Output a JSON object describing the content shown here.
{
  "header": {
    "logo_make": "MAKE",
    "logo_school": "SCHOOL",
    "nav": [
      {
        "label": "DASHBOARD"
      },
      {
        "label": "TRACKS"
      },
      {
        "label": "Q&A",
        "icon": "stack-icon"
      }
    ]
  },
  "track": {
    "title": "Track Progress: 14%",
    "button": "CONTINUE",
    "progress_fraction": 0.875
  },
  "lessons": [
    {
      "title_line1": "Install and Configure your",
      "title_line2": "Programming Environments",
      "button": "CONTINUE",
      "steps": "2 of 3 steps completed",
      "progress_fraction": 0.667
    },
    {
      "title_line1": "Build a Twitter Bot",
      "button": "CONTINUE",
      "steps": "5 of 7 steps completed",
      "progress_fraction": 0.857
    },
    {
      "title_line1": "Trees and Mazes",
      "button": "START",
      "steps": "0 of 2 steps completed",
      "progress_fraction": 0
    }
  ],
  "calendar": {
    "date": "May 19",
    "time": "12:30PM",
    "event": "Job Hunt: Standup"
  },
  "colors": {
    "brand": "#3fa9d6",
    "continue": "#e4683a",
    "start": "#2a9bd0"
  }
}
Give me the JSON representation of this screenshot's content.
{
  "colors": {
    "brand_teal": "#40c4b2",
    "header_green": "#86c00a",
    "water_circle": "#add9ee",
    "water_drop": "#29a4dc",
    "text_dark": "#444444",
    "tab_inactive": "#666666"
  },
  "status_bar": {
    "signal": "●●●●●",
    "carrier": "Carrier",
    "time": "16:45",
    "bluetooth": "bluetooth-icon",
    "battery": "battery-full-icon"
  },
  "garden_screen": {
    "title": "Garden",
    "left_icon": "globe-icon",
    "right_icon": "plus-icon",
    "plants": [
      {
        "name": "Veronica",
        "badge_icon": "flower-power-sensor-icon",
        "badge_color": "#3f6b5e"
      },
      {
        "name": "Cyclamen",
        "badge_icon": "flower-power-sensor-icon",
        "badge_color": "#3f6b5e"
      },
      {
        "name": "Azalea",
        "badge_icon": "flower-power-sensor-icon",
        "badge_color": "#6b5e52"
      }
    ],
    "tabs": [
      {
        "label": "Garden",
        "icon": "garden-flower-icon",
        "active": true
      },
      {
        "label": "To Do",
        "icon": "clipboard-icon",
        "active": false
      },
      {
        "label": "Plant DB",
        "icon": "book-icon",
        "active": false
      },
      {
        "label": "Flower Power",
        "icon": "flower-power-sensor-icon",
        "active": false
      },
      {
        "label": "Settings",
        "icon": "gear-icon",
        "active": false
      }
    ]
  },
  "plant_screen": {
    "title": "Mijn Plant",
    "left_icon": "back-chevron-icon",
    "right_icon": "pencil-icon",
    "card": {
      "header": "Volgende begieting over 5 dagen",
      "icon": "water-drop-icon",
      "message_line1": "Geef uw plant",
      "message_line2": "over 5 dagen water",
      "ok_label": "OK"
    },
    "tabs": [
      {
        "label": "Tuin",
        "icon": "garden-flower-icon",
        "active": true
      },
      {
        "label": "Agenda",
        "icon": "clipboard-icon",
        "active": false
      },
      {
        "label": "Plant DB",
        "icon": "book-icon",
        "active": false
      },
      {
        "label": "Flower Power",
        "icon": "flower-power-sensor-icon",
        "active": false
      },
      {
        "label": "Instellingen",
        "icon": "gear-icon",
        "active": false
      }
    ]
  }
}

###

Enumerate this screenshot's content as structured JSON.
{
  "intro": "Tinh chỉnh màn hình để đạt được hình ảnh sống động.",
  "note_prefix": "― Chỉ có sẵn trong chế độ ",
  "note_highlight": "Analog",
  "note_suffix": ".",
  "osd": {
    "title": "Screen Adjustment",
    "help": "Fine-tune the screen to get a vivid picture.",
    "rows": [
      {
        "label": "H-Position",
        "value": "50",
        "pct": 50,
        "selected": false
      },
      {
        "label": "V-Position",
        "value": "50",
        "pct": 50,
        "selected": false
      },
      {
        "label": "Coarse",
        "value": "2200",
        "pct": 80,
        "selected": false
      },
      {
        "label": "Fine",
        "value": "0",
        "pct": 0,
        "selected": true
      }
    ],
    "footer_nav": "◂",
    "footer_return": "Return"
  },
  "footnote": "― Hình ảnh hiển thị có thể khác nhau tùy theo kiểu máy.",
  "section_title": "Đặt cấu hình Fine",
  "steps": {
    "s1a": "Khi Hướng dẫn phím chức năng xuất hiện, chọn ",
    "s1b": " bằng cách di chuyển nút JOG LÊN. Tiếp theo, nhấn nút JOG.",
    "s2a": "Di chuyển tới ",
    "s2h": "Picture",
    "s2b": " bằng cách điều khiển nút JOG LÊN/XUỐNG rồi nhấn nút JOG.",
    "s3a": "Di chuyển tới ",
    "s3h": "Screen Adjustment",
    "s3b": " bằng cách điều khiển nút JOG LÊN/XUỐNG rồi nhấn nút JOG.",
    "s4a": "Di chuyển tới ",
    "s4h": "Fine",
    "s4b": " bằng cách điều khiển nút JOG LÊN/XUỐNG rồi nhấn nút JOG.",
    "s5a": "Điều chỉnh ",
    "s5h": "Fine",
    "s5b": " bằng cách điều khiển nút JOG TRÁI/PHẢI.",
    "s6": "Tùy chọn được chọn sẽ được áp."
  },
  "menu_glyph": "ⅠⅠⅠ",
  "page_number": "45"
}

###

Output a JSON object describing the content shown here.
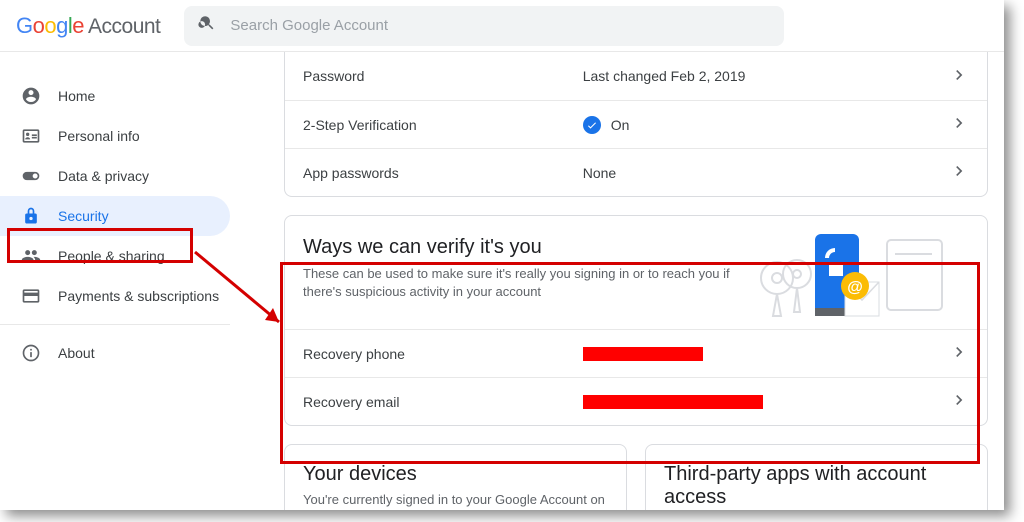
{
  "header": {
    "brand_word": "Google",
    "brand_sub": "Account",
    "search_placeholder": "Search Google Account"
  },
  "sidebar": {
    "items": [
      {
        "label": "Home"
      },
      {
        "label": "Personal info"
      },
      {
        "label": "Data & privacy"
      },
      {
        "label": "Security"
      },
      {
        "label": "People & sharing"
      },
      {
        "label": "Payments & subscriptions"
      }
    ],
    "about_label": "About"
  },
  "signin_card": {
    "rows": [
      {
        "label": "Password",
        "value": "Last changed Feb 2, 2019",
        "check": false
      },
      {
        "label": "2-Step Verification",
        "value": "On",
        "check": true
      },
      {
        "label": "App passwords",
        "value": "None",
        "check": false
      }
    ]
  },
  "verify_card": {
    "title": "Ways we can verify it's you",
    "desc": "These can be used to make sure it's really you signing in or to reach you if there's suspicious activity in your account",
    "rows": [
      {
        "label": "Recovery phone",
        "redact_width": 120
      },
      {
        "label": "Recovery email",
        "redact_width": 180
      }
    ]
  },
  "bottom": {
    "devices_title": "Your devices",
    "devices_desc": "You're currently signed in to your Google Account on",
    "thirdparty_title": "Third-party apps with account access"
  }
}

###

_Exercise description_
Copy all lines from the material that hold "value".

_Expected answer_
        "value": "50",
        "value": "50",
        "value": "2200",
        "value": "0",
        "value": "Last changed Feb 2, 2019",
        "value": "On",
        "value": "None",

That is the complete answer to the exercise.